Gospels of Henry the Lion – Insel Verlag – Cod. Guelf. 105 Noviss. 2° – Herzog August Bibliothek (Wolfenbüttel, Germany)
Single Page

Gospels of Henry the Lion

Dedication image

In the lower register, Henry the Lion and his wife Matilda of England are led to an enthroned Virgin Mary in the upper register by the saints Blasius and Aegidius. Henry offers the manuscript at hand to the Queen of Heaven, flanked by John the Baptist and St. Bartholomew. This masterpiece was created by the monks of Helmershausen Abbey at Henry’s behest as a gift to Brunswick Cathedral, dedicated to St. Blaise, to celebrate the consecration of a new altar in honor of the Virgin Mary.

This page, aside from being informative, is an exemplary specimen of the late-Romanesque art found in this splendid manuscript. It is distinguished by its intense opaque primary colors, which are highlighted with expertly applied gold and silver, especially the filigreed backgrounds.

Gospels of Henry the Lion – Insel Verlag – Cod. Guelf. 105 Noviss. 2° – Herzog August Bibliothek (Wolfenbüttel, Germany)
Facsimile Editions

#1 Evangeliar Heinrichs des Löwen (Leather Edition)

Insel Verlag – Frankfurt, 1988

Publisher: Insel Verlag – Frankfurt, 1988
Limited Edition: 850 copies
Binding: Red morocco leather binding with 5 genuine bands and two clasps Protective book case with brass application on cover
Commentary: 1 volume (335 pages) by Dietrich Kötzsche, Otto Oexle, Peter Ganz, Elisabeth Klemm, Peter Rück, Paul Schmidt, Renate Kroos, Ranier Kahsnitz, Otto Mazal, Lorenz Seelig and Klaus Jaitner
Languages: German
1 volume: 1 volume: Exact reproduction of the original document (extent, color and size) Reproduction of the entire original document as detailed as possible (scope, format, colors). The binding may not correspond to the original or current document binding.
Facsimile Copy Available!
Price Category: €€€
(3,000€ - 7,000€)

#2 Evangeliar Heinrichs des Löwen

Bibliotheca Rara – Münster, 1988

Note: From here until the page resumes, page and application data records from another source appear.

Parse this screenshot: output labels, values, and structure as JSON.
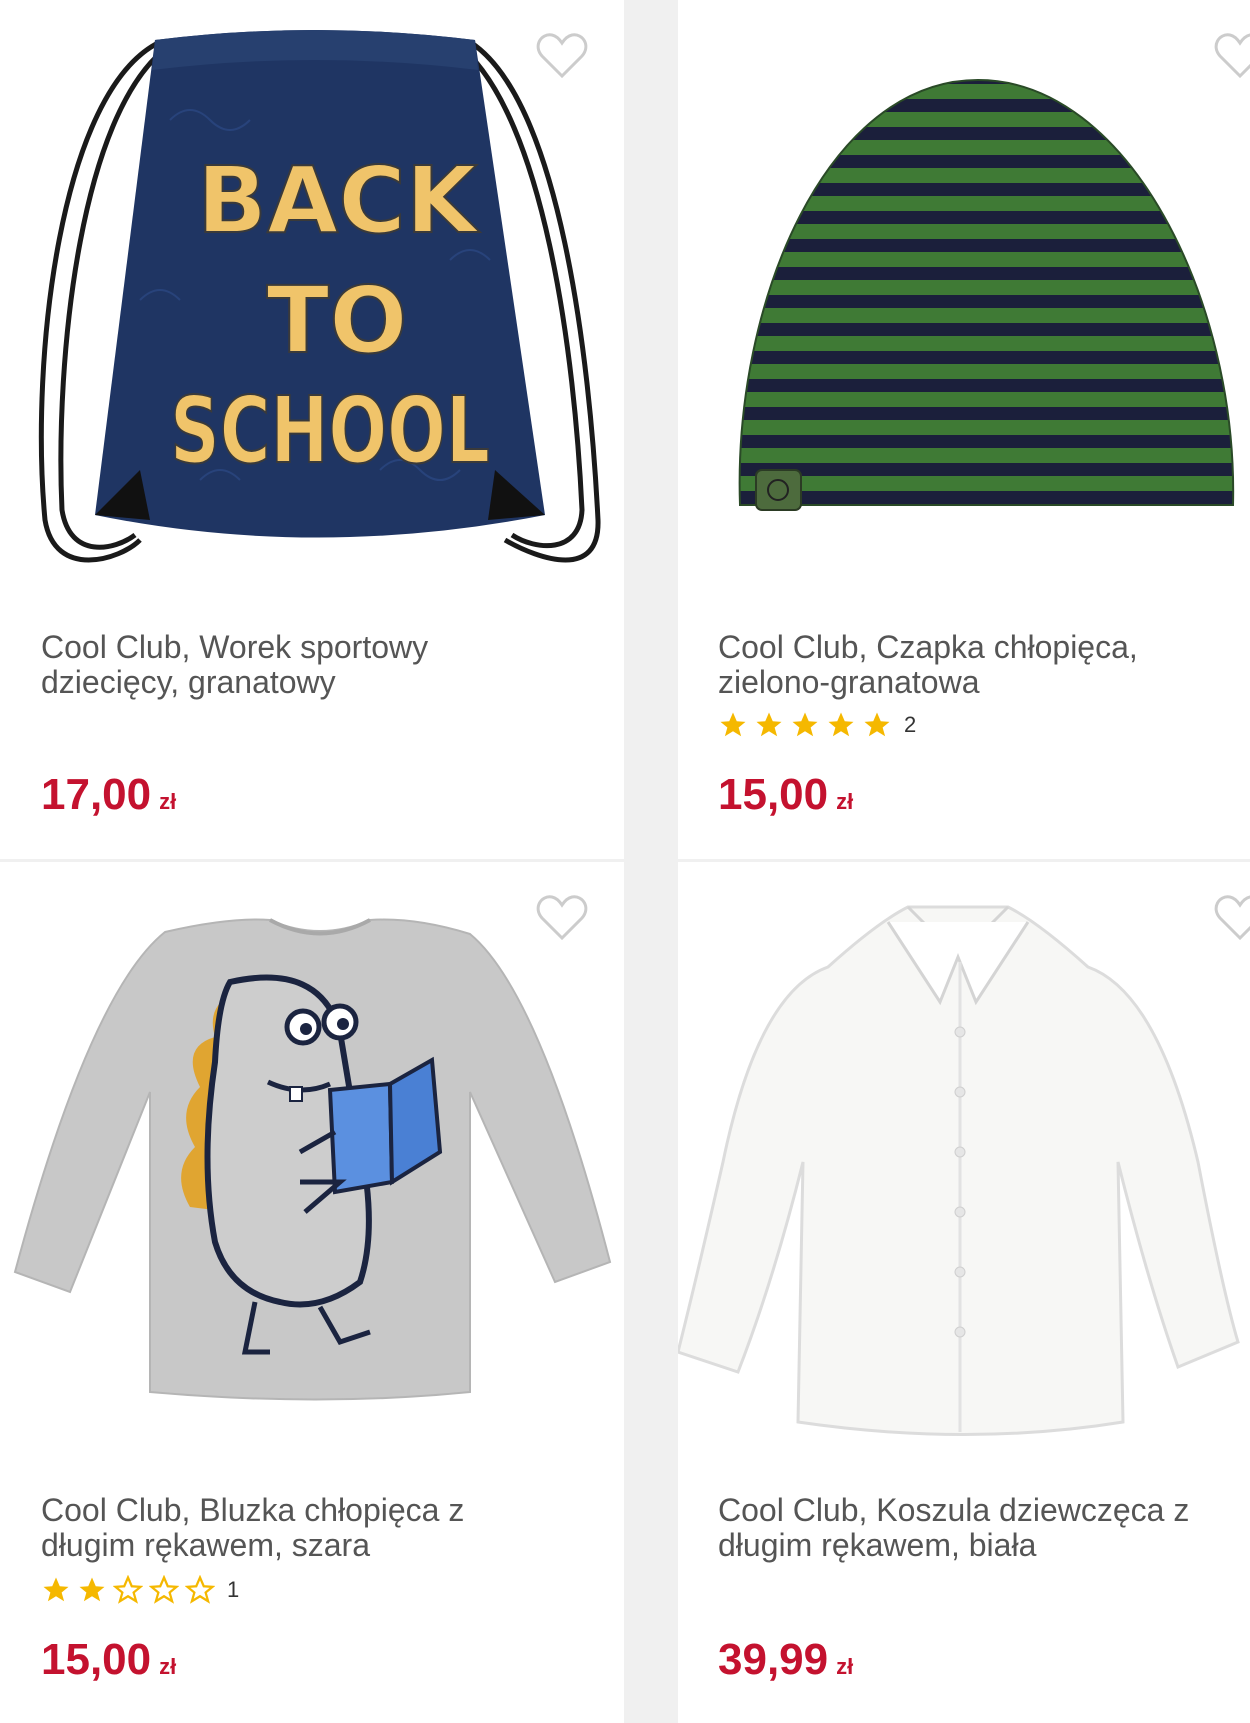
{
  "products": [
    {
      "title": "Cool Club, Worek sportowy dziecięcy, granatowy",
      "price": "17,00",
      "currency": "zł",
      "rating_filled": 0,
      "rating_count": "",
      "image_text": [
        "BACK",
        "TO",
        "SCHOOL"
      ]
    },
    {
      "title": "Cool Club, Czapka chłopięca, zielono-granatowa",
      "price": "15,00",
      "currency": "zł",
      "rating_filled": 5,
      "rating_count": "2"
    },
    {
      "title": "Cool Club, Bluzka chłopięca z długim rękawem, szara",
      "price": "15,00",
      "currency": "zł",
      "rating_filled": 2,
      "rating_count": "1"
    },
    {
      "title": "Cool Club, Koszula dziewczęca z długim rękawem, biała",
      "price": "39,99",
      "currency": "zł",
      "rating_filled": 0,
      "rating_count": ""
    }
  ],
  "colors": {
    "price": "#c4122f",
    "star": "#f5b800",
    "background": "#f0f0f0"
  },
  "icons": [
    "heart-outline-icon",
    "star-filled-icon",
    "star-outline-icon"
  ]
}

Publisher: Bibliotheca Rara – Münster, 1988
Limited Edition: 850 copies (100 copies: Imitation Leather Edition)
Binding: Imitation leather binding with lion-shape blind embossing
Commentary: 1 volume (335 pages) by Dietrich Kötzsche and Elisabeth Klemm
Languages: German
1 volume: Exact reproduction of the original document (extent, color and size) Reproduction of the entire original document as detailed as possible (scope, format, colors). The binding may not correspond to the original or current document binding.
Facsimile Copy Available!
Price Category: €€€
(3,000€ - 7,000€)
You might also be interested in:
Codex Purpureus Rossanensis – Akademische Druck- u. Verlagsanstalt (ADEVA) – Museo dell'Arcivescovado di Rossano Calabro (Rossano Calabro, Italy)
Codex Purpureus Rossanensis
Asia Minor – 6th century

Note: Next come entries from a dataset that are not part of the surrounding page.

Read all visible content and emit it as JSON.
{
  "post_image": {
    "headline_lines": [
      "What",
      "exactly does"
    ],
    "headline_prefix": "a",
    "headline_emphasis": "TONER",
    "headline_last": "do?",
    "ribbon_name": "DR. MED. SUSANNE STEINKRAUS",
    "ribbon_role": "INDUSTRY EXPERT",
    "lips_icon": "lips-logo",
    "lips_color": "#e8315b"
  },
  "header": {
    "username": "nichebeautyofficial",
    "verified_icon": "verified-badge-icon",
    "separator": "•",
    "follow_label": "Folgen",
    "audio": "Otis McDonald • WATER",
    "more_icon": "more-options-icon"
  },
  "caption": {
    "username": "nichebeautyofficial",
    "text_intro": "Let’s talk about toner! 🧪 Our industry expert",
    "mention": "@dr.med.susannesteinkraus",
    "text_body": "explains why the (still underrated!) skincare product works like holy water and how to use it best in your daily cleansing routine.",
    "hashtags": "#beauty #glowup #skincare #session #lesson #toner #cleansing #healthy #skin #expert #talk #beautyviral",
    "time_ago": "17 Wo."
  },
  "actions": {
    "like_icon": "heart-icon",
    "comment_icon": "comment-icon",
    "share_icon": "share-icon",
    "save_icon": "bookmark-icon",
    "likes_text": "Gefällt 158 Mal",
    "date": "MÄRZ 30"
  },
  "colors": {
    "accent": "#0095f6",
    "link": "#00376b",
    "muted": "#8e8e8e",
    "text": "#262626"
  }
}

Containing the earliest portrait of an Evangelist in book illumination: one of the oldest preserved and most fascinating Gospels in history, written entirely in gold and silver on purple parchment

Experience More
Blog articles worth reading
Filter selection
Publisher